▸ **WHAT TO WORK ON**
Repeat all of the records word for word, but skip any picture.

▸ **MATERIAL SUPPLIED**
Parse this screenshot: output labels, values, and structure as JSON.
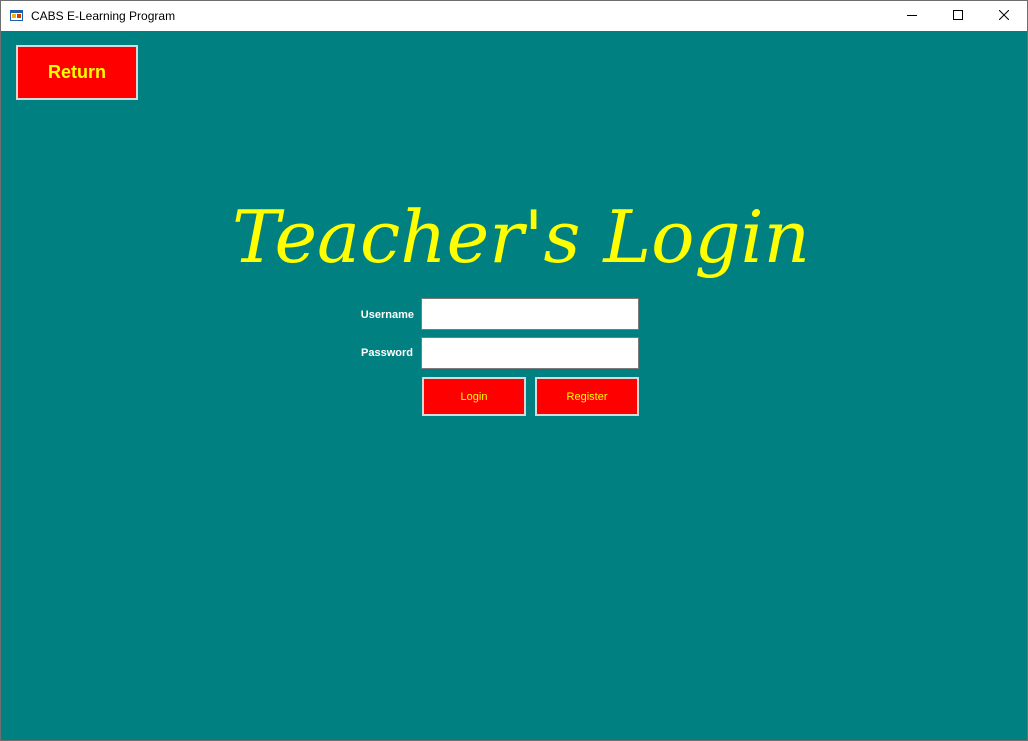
{
  "window": {
    "title": "CABS E-Learning Program",
    "icons": {
      "app": "app-window-icon",
      "minimize": "minimize-icon",
      "maximize": "maximize-icon",
      "close": "close-icon"
    }
  },
  "colors": {
    "background": "#008080",
    "button": "#ff0000",
    "button_text": "#ffff00",
    "heading": "#ffff00",
    "label": "#ffffff"
  },
  "toolbar": {
    "return_label": "Return"
  },
  "form": {
    "heading": "Teacher's Login",
    "username_label": "Username",
    "username_value": "",
    "password_label": "Password",
    "password_value": "",
    "login_label": "Login",
    "register_label": "Register"
  }
}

▸ **ANSWER BOX**
Parse this screenshot: output labels, values, and structure as JSON.
{
  "window": {
    "title": "CABS E-Learning Program",
    "icons": {
      "app": "app-window-icon",
      "minimize": "minimize-icon",
      "maximize": "maximize-icon",
      "close": "close-icon"
    }
  },
  "colors": {
    "background": "#008080",
    "button": "#ff0000",
    "button_text": "#ffff00",
    "heading": "#ffff00",
    "label": "#ffffff"
  },
  "toolbar": {
    "return_label": "Return"
  },
  "form": {
    "heading": "Teacher's Login",
    "username_label": "Username",
    "username_value": "",
    "password_label": "Password",
    "password_value": "",
    "login_label": "Login",
    "register_label": "Register"
  }
}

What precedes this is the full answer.